The first kitten to be rescued was Judy Blume. Her only health concern was luckily some treatable upper respiratory concerns. She will be ready to adopt within the next couple of days.
Judy Blume when she was first trapped compared to today.
Next came Grisham and Nicholas Sparks. Both sweet boys were found with lice and other concerns. Grisham is leukemia positive and about seven years old. While many other rescues may euthanize on the spot, EBCP instead works to find a home where the positive cats will be comfortable and thrive. This will have to be a home without other cats so that the illness may not be transmitted. Nicholas Sparks had to have most of his teeth removed and currently has six teeth due to periodontal disease. Once healed, this Siamese boy will be ready to find his forever home.

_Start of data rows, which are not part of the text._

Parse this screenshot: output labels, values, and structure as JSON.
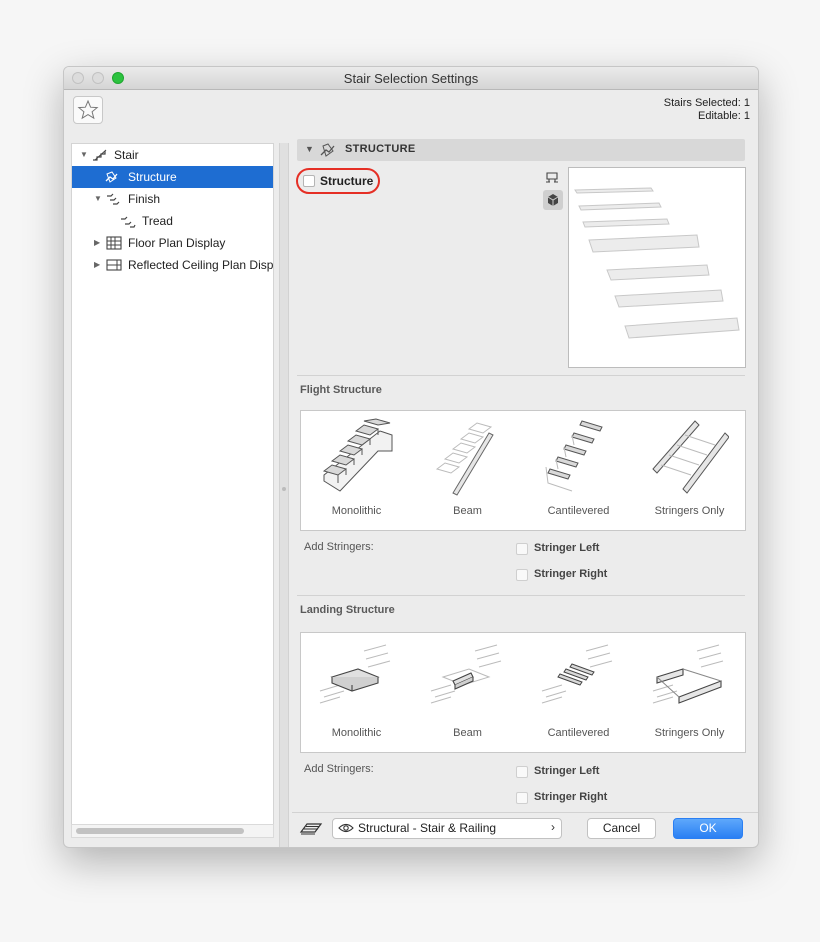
{
  "window": {
    "title": "Stair Selection Settings"
  },
  "header": {
    "selected_text": "Stairs Selected: 1",
    "editable_text": "Editable: 1",
    "favorite_icon": "star-icon"
  },
  "tree": {
    "items": [
      {
        "label": "Stair",
        "level": 0,
        "expanded": true,
        "icon": "stair-icon"
      },
      {
        "label": "Structure",
        "level": 1,
        "selected": true,
        "icon": "structure-icon"
      },
      {
        "label": "Finish",
        "level": 1,
        "expanded": true,
        "icon": "finish-icon"
      },
      {
        "label": "Tread",
        "level": 2,
        "icon": "tread-icon"
      },
      {
        "label": "Floor Plan Display",
        "level": 1,
        "expanded": false,
        "icon": "floor-plan-icon"
      },
      {
        "label": "Reflected Ceiling Plan Displ",
        "level": 1,
        "expanded": false,
        "icon": "ceiling-plan-icon"
      }
    ]
  },
  "section": {
    "title": "STRUCTURE",
    "toggle_label": "Structure",
    "toggle_checked": false
  },
  "flight": {
    "title": "Flight Structure",
    "options": [
      "Monolithic",
      "Beam",
      "Cantilevered",
      "Stringers Only"
    ],
    "selected": "Monolithic",
    "add_stringers_label": "Add Stringers:",
    "stringer_left": "Stringer Left",
    "stringer_right": "Stringer Right"
  },
  "landing": {
    "title": "Landing Structure",
    "options": [
      "Monolithic",
      "Beam",
      "Cantilevered",
      "Stringers Only"
    ],
    "selected": "Monolithic",
    "add_stringers_label": "Add Stringers:",
    "stringer_left": "Stringer Left",
    "stringer_right": "Stringer Right"
  },
  "footer": {
    "view_label": "Structural - Stair & Railing",
    "cancel_label": "Cancel",
    "ok_label": "OK"
  },
  "colors": {
    "accent": "#1e6dd2",
    "highlight_ring": "#e52f25",
    "ok_button": "#2a7ff3"
  }
}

Two other cats were rescued next with similar concerns: Faulkner, a yellow and orange tabby, and Dr. Seuss, a friendly gray and white boy cat. Both boys are FIV positive and also found suffering from lice. On the 22nd, both boys will be going in for a dental procedure due to an infection in the mouth.
Faulkner and Dr. Seuss when first trapped and then together today.

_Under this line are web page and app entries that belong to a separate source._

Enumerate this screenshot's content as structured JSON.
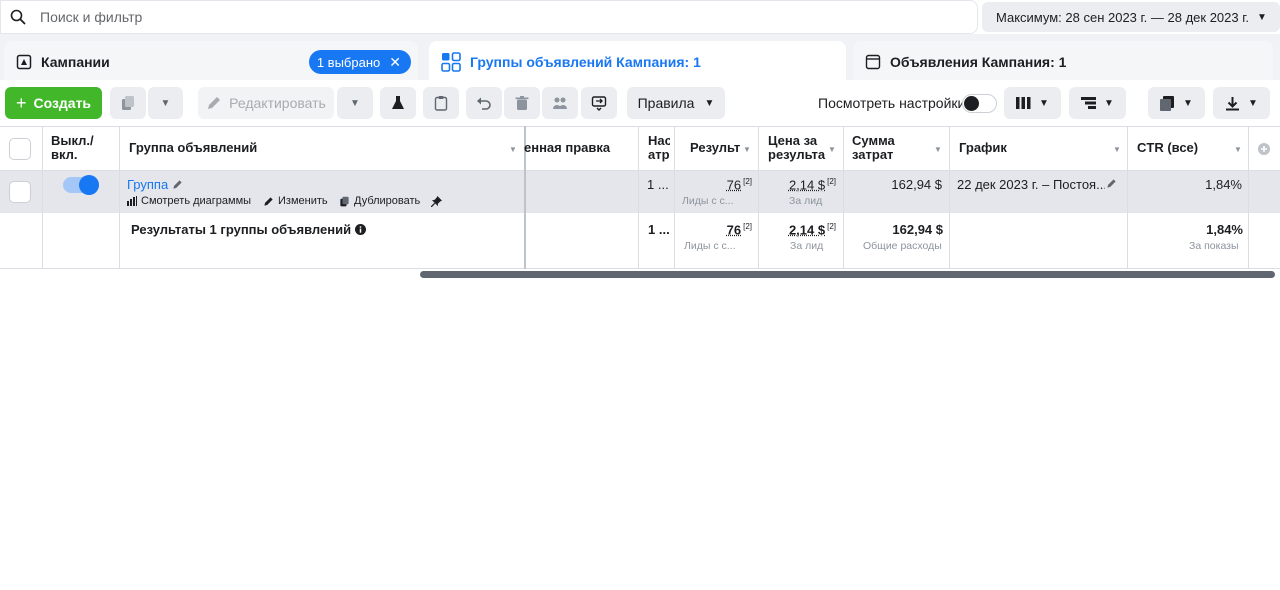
{
  "search": {
    "placeholder": "Поиск и фильтр",
    "icon": "search-icon"
  },
  "date_range": {
    "label": "Максимум: 28 сен 2023 г. — 28 дек 2023 г."
  },
  "tabs": {
    "campaigns": {
      "label": "Кампании",
      "selected_pill": "1 выбрано"
    },
    "adsets": {
      "label": "Группы объявлений Кампания: 1"
    },
    "ads": {
      "label": "Объявления Кампания: 1"
    }
  },
  "toolbar": {
    "create": "Создать",
    "edit": "Редактировать",
    "rules": "Правила",
    "view_settings": "Посмотреть настройки"
  },
  "table": {
    "headers": {
      "onoff": "Выкл./ вкл.",
      "adset": "Группа объявлений",
      "last_edit": "енная правка",
      "setup": "Нас атр",
      "results": "Результ",
      "cost": "Цена за результа",
      "spent": "Сумма затрат",
      "schedule": "График",
      "ctr": "CTR (все)"
    },
    "row": {
      "name": "Группа",
      "actions": {
        "charts": "Смотреть диаграммы",
        "edit": "Изменить",
        "duplicate": "Дублировать"
      },
      "setup": "1 ...",
      "results": "76",
      "results_sup": "[2]",
      "results_sub": "Лиды с с...",
      "cost": "2,14 $",
      "cost_sup": "[2]",
      "cost_sub": "За лид",
      "spent": "162,94 $",
      "schedule": "22 дек 2023 г. – Постоя...",
      "ctr": "1,84%"
    },
    "summary": {
      "label": "Результаты 1 группы объявлений",
      "setup": "1 ...",
      "results": "76",
      "results_sup": "[2]",
      "results_sub": "Лиды с с...",
      "cost": "2,14 $",
      "cost_sup": "[2]",
      "cost_sub": "За лид",
      "spent": "162,94 $",
      "spent_sub": "Общие расходы",
      "ctr": "1,84%",
      "ctr_sub": "За показы"
    }
  },
  "colors": {
    "accent": "#1877f2",
    "create": "#42b72a"
  }
}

Jane Austin was rescued and a part of the motivation behind trapping at this location. The man who called the rescue to inform us about the cats in the colony shared that one was quick to jump in his car when he came to the library. She has been fixed, but unfortunately, it was learned that this precious girl has a 5/6 heart murmur. On December 9th, she will be going to the cardiologist with two other kittens from another location.
Some other cats rescued from the colony include Anne Frank, a calico kitten about 5-6 months old, and Jodi Picoult, a friendly dilute calico who is about 2 ½ years old. Both girls will be ready to adopt soon, as they were found and treated for only minor health concerns such as fleas. Tolstoy, a female who is about 2 years old, and Stephen King, a male who is about 4 years old, were also found with minimal issues and have been fixed and de-wormed. These cats are working with volunteers to be socialized to hopefully be adopted out soon.
It is believed that there are at least eight more cats out there to be trapped, treated, and rescued. The caretaker at the library does not know where these cats huddle together to sleep. They wait for him in all of the weather elements here in Northeast Ohio, from the sweltering heat to being soaked from the rain. They wait for him when the snow is coming down so hard, they can barely be seen. Many can be found sitting there with congested breath, weepy eyes, or chewing and biting at their itchy skin from the fleas and lice. It is evident that some of these cats were abandoned due to their friendly nature. Once someone’s companion, now discarded like yesterday’s news.
The mission of our rescue is to leave no cats behind. We want to not only heal the bodies of these cats, but also their hearts. However, we can’t do this alone and need your help! In order to continue to further our mission, we ask that you please make a donation to the Euclid Beach Cat Project using the links below.